- Directions for this task: Begin the copy at the line containing "Transcribe this image's" and end it at the final line of the material below, reproducing each line exactly, without images.

- Input records:
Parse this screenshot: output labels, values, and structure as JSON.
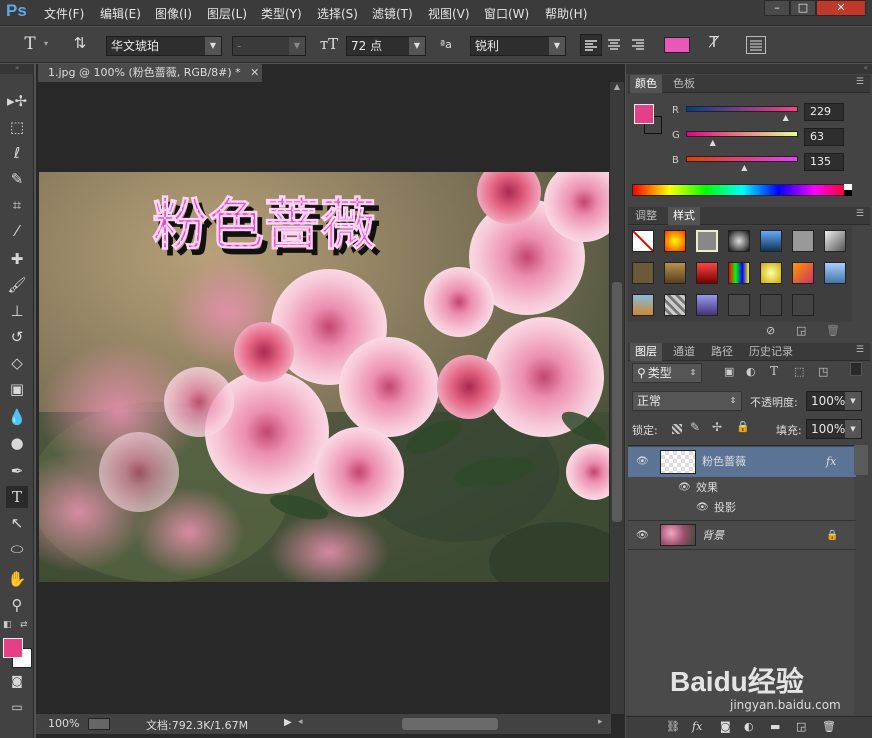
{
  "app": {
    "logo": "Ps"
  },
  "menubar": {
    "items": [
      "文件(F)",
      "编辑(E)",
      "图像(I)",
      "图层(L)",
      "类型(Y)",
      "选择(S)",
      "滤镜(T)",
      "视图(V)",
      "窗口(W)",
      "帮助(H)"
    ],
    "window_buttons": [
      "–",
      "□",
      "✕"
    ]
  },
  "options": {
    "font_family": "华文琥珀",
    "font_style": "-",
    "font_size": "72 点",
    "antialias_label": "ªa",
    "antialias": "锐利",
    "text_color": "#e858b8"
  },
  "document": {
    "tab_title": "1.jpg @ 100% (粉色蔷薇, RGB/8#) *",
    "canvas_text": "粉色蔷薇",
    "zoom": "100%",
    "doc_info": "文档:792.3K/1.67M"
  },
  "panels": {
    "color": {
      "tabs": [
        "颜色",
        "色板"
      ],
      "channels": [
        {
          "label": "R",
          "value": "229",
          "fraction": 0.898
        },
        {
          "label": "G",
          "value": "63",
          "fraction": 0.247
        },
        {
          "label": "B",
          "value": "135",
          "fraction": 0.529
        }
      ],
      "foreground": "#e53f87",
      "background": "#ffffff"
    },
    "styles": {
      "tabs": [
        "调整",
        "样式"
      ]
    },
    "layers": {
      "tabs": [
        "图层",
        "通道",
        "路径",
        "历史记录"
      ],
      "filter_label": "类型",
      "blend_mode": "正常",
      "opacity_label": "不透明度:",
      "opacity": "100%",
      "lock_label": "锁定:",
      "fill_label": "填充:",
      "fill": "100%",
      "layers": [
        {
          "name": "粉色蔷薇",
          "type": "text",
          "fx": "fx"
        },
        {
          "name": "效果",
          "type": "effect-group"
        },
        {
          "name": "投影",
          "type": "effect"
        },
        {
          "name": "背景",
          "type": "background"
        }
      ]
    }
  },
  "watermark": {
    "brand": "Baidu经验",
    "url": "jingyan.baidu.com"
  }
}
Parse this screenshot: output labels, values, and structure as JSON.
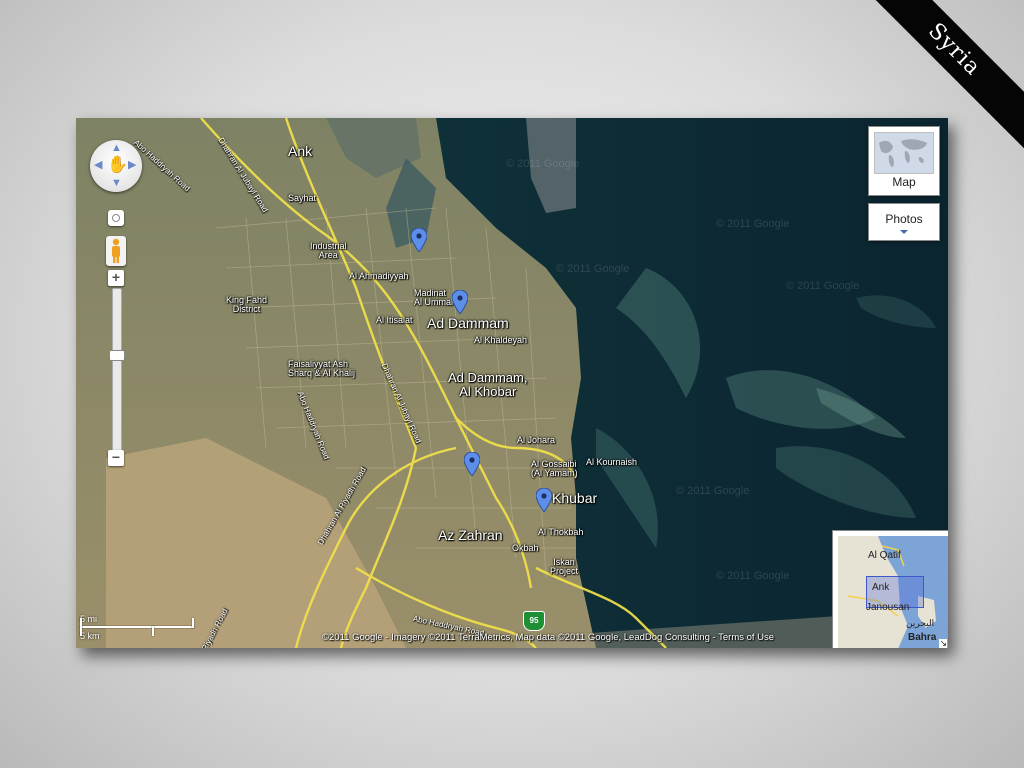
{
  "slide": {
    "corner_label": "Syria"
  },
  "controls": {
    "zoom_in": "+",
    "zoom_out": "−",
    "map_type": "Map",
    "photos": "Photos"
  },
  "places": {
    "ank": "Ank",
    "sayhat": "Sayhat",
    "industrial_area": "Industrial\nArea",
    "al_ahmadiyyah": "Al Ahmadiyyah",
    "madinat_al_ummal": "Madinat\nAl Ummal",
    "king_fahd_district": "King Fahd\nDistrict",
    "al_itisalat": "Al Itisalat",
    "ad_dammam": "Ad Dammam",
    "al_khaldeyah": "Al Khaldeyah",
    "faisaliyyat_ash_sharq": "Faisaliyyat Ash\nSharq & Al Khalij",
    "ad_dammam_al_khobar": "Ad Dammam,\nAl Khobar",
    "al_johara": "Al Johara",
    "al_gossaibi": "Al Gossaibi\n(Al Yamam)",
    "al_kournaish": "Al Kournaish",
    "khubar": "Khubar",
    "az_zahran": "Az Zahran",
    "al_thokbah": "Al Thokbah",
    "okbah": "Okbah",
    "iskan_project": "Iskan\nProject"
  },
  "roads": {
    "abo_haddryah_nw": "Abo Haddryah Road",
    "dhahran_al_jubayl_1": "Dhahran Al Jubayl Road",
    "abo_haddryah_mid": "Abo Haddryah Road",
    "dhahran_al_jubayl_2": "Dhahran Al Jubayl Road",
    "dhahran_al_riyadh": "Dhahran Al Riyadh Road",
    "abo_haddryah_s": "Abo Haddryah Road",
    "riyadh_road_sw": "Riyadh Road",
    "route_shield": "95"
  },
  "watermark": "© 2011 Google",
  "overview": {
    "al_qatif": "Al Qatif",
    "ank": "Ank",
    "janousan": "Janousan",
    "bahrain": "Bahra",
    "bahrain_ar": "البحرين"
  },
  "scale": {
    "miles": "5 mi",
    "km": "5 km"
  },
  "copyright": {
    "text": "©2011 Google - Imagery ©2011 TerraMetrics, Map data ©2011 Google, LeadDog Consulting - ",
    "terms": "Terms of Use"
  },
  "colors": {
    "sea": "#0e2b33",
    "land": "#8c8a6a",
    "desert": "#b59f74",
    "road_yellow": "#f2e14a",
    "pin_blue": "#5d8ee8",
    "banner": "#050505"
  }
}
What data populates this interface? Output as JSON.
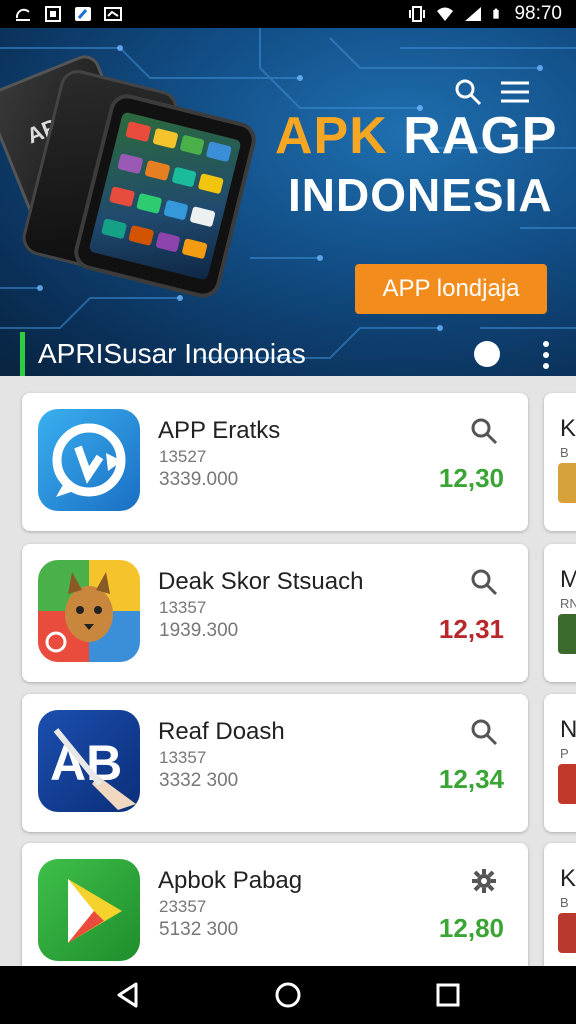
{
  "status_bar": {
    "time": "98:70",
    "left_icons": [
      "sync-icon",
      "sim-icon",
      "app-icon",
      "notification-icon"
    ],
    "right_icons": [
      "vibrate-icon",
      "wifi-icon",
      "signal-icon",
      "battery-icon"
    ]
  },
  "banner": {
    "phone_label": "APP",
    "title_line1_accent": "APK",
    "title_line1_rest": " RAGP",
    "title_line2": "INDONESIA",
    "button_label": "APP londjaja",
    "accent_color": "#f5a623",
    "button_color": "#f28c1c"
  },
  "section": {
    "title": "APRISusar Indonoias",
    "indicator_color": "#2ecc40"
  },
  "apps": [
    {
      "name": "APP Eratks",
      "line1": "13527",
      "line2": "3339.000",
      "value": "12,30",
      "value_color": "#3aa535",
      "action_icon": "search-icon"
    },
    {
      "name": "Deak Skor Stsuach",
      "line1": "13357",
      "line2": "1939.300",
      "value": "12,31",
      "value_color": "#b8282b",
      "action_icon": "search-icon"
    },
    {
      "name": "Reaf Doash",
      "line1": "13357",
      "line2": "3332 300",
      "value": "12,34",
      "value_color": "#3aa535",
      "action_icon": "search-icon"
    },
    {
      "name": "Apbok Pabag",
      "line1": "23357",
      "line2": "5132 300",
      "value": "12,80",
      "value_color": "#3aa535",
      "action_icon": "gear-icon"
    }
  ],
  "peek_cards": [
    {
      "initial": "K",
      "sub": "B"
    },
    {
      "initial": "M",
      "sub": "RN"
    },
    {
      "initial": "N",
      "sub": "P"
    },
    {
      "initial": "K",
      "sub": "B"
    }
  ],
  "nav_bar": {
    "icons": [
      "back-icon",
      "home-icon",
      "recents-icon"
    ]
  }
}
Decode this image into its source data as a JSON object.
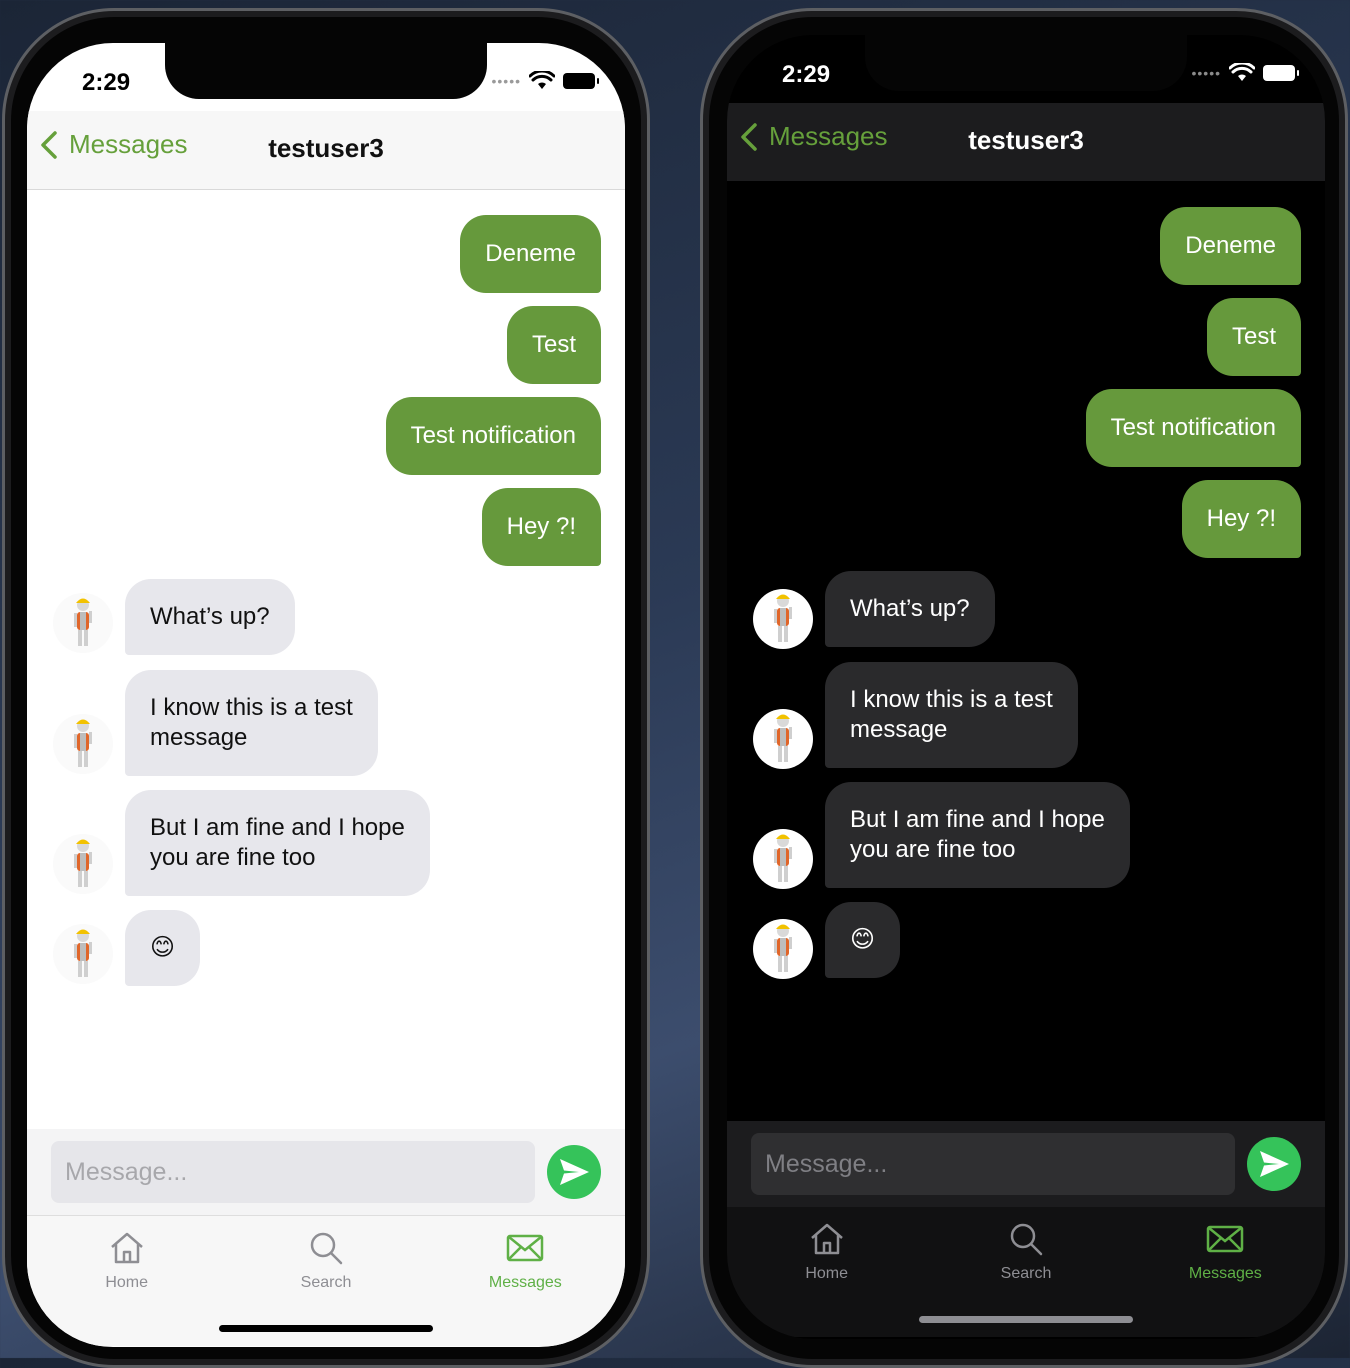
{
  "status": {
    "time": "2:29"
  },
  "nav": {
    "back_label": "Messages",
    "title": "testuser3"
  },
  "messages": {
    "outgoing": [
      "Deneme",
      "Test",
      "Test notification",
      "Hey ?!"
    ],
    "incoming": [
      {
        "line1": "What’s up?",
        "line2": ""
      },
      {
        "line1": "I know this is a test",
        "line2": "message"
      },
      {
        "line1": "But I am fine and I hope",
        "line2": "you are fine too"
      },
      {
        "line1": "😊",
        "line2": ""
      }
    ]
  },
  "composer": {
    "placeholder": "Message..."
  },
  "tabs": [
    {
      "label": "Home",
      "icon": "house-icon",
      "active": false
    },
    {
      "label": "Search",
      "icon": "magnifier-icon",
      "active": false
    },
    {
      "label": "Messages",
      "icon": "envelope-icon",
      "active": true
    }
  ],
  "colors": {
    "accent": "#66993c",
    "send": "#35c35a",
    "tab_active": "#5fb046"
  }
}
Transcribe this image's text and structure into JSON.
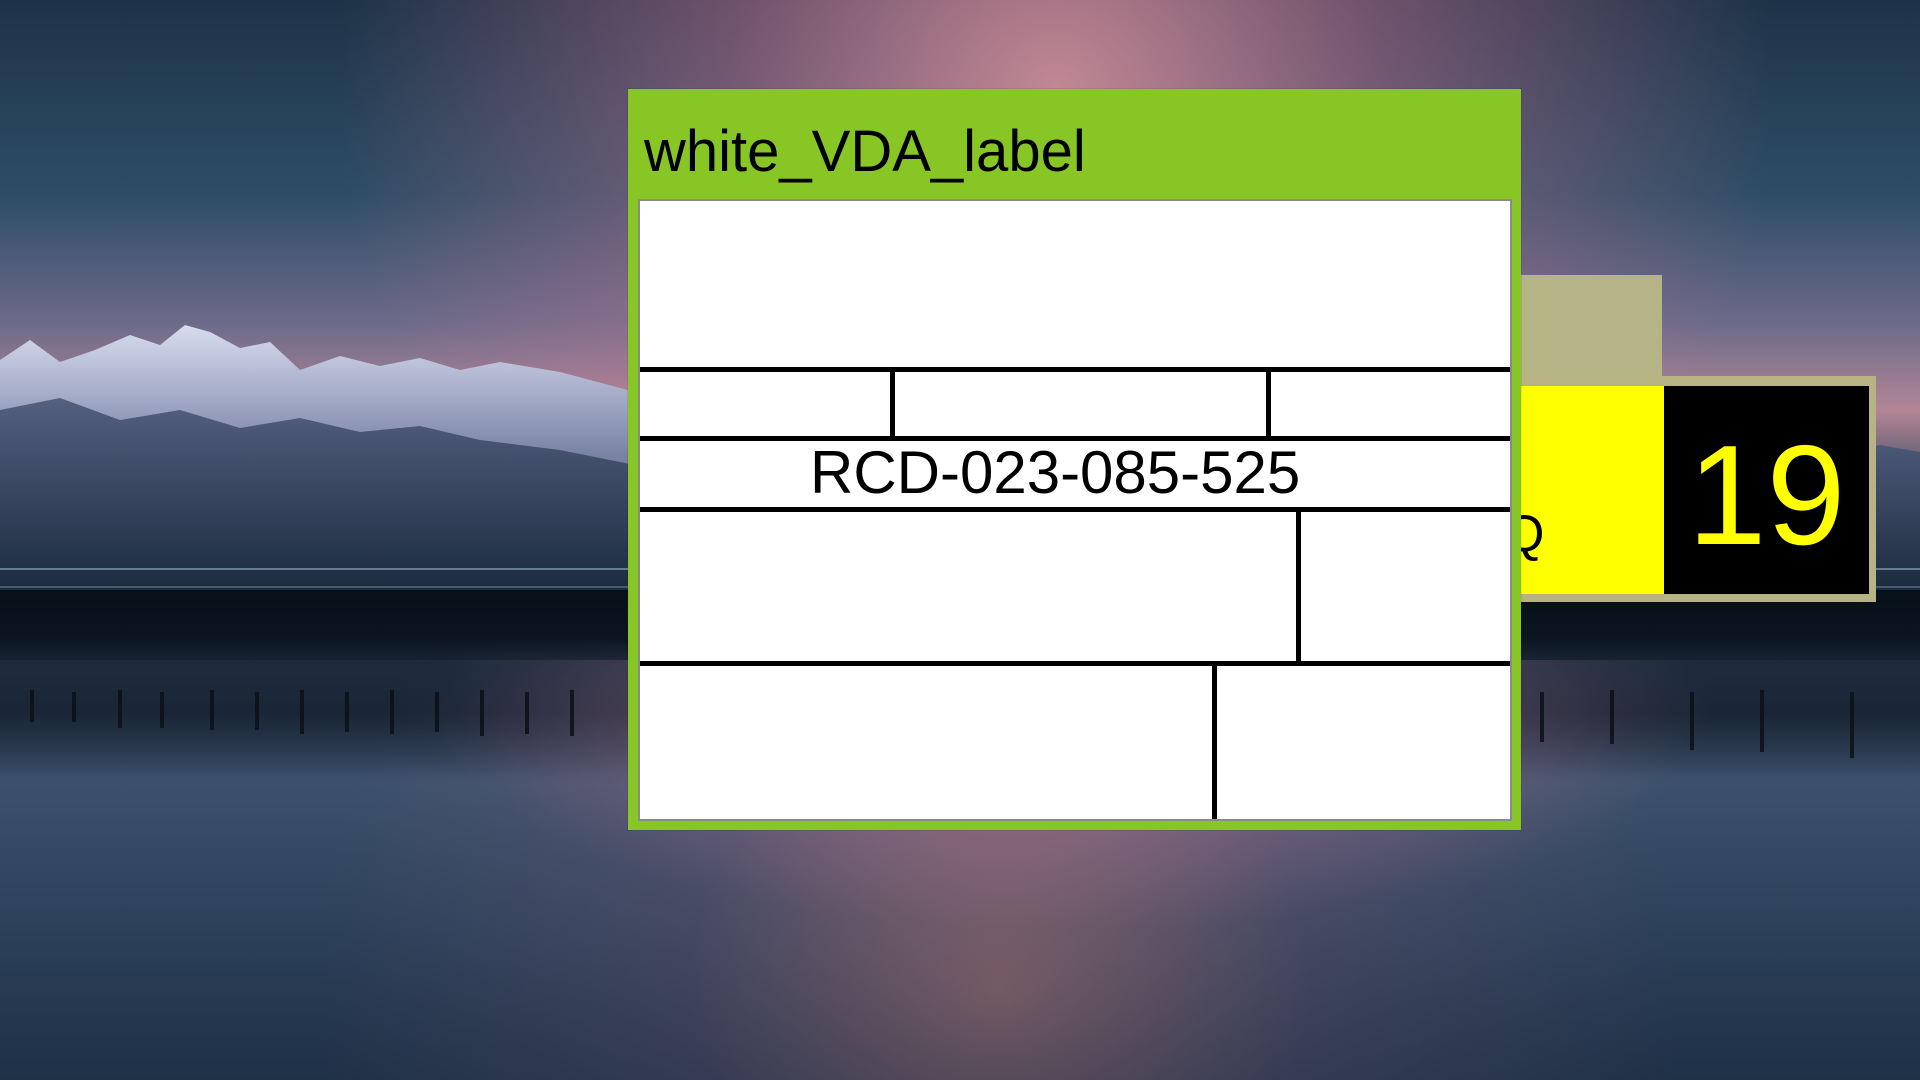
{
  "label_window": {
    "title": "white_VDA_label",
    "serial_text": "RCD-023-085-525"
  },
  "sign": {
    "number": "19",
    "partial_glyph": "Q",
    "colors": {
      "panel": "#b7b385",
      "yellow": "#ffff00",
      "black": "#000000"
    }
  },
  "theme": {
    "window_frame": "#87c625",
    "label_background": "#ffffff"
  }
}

- Solved problem:
Transcribe this image's text and structure into JSON.
{
  "label_window": {
    "title": "white_VDA_label",
    "serial_text": "RCD-023-085-525"
  },
  "sign": {
    "number": "19",
    "partial_glyph": "Q",
    "colors": {
      "panel": "#b7b385",
      "yellow": "#ffff00",
      "black": "#000000"
    }
  },
  "theme": {
    "window_frame": "#87c625",
    "label_background": "#ffffff"
  }
}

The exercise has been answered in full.